* **Exercise description**
The following entries are to be repeated exactly, and the pictures are to be left behind.

* **Data listing**

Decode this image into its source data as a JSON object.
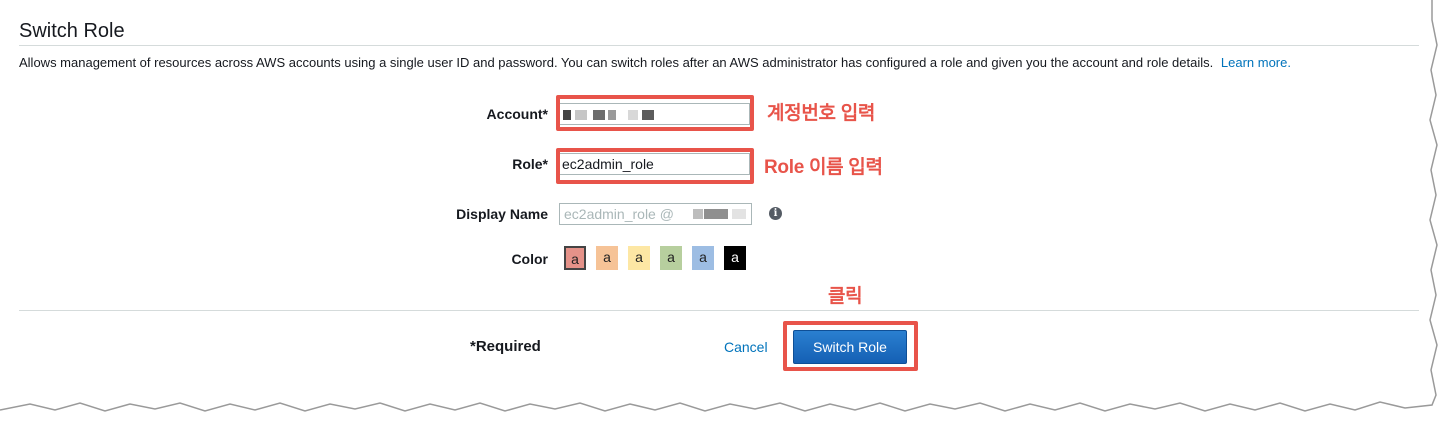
{
  "header": {
    "title": "Switch Role",
    "description": "Allows management of resources across AWS accounts using a single user ID and password. You can switch roles after an AWS administrator has configured a role and given you the account and role details.",
    "learn_more": "Learn more."
  },
  "form": {
    "account_label": "Account*",
    "account_value": "",
    "role_label": "Role*",
    "role_value": "ec2admin_role",
    "display_name_label": "Display Name",
    "display_name_placeholder": "ec2admin_role @",
    "color_label": "Color",
    "swatches": [
      {
        "letter": "a",
        "color": "#e59289",
        "selected": true
      },
      {
        "letter": "a",
        "color": "#f6c397"
      },
      {
        "letter": "a",
        "color": "#fde7a4"
      },
      {
        "letter": "a",
        "color": "#b7cf9e"
      },
      {
        "letter": "a",
        "color": "#9dbde3"
      },
      {
        "letter": "a",
        "color": "#000000"
      }
    ]
  },
  "footer": {
    "required_label": "*Required",
    "cancel_label": "Cancel",
    "switch_label": "Switch Role"
  },
  "annotations": {
    "account_note": "계정번호 입력",
    "role_note": "Role 이름 입력",
    "click_note": "클릭"
  },
  "colors": {
    "highlight": "#e8544a",
    "link": "#0073bb",
    "primary_button": "#1f6fc5"
  }
}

* **Answer section**
Decode this image into its source data as a JSON object.
{
  "header": {
    "title": "Switch Role",
    "description": "Allows management of resources across AWS accounts using a single user ID and password. You can switch roles after an AWS administrator has configured a role and given you the account and role details.",
    "learn_more": "Learn more."
  },
  "form": {
    "account_label": "Account*",
    "account_value": "",
    "role_label": "Role*",
    "role_value": "ec2admin_role",
    "display_name_label": "Display Name",
    "display_name_placeholder": "ec2admin_role @",
    "color_label": "Color",
    "swatches": [
      {
        "letter": "a",
        "color": "#e59289",
        "selected": true
      },
      {
        "letter": "a",
        "color": "#f6c397"
      },
      {
        "letter": "a",
        "color": "#fde7a4"
      },
      {
        "letter": "a",
        "color": "#b7cf9e"
      },
      {
        "letter": "a",
        "color": "#9dbde3"
      },
      {
        "letter": "a",
        "color": "#000000"
      }
    ]
  },
  "footer": {
    "required_label": "*Required",
    "cancel_label": "Cancel",
    "switch_label": "Switch Role"
  },
  "annotations": {
    "account_note": "계정번호 입력",
    "role_note": "Role 이름 입력",
    "click_note": "클릭"
  },
  "colors": {
    "highlight": "#e8544a",
    "link": "#0073bb",
    "primary_button": "#1f6fc5"
  }
}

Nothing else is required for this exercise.